(SOURCE RECORDS):
▬▬▬▬▬▬▬▬▬▬

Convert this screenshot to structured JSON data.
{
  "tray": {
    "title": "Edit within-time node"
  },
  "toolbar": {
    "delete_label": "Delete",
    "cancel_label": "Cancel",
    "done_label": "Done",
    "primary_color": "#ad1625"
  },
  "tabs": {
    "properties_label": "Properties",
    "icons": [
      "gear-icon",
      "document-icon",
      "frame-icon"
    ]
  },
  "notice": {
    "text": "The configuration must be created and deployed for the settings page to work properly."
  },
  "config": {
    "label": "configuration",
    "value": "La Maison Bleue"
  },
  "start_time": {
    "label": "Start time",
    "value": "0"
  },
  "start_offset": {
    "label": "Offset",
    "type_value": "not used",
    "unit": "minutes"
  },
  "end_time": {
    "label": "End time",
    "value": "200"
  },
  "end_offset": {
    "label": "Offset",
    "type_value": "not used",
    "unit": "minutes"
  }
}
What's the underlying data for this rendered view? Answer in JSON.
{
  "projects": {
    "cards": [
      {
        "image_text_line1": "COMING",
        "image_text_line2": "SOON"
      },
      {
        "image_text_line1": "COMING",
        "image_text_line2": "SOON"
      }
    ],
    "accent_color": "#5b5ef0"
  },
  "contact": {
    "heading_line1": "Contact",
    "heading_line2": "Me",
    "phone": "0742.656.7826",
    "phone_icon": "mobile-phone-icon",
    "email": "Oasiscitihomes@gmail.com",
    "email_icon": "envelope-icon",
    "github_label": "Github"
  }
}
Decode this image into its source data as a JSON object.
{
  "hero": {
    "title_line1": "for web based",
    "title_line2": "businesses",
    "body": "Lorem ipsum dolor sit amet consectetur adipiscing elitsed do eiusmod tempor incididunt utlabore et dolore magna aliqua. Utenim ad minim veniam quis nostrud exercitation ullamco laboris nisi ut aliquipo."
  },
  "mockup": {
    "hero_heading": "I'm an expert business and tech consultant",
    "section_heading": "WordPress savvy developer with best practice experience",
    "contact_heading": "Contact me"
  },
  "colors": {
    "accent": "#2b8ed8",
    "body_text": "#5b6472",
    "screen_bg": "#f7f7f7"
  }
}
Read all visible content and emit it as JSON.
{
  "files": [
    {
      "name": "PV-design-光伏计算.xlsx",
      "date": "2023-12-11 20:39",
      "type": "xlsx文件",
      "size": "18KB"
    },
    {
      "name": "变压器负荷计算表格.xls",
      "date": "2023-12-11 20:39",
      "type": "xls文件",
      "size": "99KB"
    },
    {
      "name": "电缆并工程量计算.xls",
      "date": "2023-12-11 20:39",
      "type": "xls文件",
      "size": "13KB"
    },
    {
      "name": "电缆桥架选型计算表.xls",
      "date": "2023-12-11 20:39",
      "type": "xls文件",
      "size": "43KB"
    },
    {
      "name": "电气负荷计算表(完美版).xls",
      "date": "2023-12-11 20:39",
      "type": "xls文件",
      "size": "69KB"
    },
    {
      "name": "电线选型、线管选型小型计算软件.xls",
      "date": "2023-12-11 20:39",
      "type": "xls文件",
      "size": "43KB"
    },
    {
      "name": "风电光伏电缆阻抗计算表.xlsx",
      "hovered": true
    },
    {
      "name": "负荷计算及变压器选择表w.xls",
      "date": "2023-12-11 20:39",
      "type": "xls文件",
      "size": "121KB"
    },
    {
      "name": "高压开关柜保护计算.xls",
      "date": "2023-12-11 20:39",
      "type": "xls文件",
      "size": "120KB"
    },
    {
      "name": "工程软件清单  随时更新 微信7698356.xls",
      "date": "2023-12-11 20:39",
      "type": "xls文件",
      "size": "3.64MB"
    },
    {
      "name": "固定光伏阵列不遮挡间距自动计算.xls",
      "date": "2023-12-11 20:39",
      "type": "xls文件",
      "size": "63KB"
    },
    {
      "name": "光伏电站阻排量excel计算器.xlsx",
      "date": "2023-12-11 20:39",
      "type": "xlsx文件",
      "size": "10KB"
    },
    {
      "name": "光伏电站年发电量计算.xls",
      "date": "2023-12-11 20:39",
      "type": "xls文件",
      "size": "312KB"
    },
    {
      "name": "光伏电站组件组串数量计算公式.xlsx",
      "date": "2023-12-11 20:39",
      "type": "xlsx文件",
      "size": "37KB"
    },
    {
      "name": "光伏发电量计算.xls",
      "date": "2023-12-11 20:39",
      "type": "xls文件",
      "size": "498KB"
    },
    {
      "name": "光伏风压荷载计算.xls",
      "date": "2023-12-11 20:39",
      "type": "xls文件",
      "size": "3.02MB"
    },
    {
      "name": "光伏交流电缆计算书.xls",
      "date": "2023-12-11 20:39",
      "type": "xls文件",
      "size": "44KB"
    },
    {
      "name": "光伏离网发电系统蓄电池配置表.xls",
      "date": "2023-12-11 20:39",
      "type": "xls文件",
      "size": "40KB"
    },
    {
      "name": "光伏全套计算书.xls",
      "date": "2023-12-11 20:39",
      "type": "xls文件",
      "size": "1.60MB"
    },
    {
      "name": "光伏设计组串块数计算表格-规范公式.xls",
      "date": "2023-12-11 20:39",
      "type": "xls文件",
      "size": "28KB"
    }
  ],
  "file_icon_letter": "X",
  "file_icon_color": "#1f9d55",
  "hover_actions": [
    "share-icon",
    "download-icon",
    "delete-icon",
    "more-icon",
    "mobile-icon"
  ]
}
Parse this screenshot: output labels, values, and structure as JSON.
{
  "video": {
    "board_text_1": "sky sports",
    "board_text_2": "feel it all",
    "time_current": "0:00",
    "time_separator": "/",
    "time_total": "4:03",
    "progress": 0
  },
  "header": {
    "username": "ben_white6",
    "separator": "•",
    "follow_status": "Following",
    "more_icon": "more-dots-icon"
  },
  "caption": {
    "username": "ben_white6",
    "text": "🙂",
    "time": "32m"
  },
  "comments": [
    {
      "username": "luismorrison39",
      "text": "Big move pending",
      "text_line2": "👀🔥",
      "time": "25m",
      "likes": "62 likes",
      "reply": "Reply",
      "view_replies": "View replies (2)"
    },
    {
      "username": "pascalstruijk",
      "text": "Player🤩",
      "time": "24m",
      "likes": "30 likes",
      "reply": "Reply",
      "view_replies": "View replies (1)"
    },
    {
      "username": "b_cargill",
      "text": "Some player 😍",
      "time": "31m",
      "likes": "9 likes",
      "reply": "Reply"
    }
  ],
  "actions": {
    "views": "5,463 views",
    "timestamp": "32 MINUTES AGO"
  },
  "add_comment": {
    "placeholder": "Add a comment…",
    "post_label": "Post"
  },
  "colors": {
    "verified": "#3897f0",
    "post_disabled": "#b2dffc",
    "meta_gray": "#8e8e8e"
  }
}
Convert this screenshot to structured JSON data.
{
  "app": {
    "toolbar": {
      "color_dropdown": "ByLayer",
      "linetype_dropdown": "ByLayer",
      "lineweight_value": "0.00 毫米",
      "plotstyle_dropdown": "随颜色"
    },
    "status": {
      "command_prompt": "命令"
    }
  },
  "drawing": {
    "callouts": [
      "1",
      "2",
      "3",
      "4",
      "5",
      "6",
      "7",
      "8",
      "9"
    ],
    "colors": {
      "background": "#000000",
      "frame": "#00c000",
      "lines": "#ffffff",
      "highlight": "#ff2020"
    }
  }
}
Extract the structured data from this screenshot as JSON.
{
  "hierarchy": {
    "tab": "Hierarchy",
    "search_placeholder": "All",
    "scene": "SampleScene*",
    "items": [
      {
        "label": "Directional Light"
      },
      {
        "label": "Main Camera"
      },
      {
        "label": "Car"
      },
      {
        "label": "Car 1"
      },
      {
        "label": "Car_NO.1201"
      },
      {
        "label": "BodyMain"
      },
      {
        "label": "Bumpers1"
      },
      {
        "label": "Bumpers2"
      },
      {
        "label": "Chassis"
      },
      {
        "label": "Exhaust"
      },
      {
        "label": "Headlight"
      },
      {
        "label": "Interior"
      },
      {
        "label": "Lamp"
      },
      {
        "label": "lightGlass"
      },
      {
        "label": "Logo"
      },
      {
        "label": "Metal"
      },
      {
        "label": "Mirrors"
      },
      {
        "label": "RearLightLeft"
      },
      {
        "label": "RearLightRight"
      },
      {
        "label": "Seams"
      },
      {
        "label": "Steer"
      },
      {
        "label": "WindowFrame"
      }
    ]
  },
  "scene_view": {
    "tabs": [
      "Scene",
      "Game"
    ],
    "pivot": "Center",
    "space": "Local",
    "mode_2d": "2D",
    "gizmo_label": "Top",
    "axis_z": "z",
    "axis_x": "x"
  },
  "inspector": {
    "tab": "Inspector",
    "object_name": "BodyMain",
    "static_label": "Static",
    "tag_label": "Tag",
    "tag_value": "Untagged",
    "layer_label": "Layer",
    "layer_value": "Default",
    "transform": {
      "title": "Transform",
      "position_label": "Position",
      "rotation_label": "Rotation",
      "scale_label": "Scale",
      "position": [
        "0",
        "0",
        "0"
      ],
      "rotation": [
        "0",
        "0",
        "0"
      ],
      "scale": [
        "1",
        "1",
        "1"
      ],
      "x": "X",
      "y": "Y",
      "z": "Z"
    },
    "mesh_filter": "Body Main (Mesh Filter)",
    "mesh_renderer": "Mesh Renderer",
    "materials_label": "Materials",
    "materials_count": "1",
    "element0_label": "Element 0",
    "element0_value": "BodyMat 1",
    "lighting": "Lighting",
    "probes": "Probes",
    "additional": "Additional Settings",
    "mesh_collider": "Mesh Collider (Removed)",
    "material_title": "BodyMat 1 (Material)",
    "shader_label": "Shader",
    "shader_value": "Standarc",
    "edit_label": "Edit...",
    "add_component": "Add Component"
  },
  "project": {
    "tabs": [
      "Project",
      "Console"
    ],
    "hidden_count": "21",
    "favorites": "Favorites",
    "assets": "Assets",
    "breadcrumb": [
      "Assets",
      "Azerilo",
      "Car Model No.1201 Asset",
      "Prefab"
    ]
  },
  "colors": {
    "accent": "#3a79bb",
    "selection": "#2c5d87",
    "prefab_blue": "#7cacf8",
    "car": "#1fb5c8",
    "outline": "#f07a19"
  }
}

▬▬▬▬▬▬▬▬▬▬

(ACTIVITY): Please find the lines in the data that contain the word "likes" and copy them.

(SOLVED PROBLEM):
      "likes": "62 likes",
      "likes": "30 likes",
      "likes": "9 likes",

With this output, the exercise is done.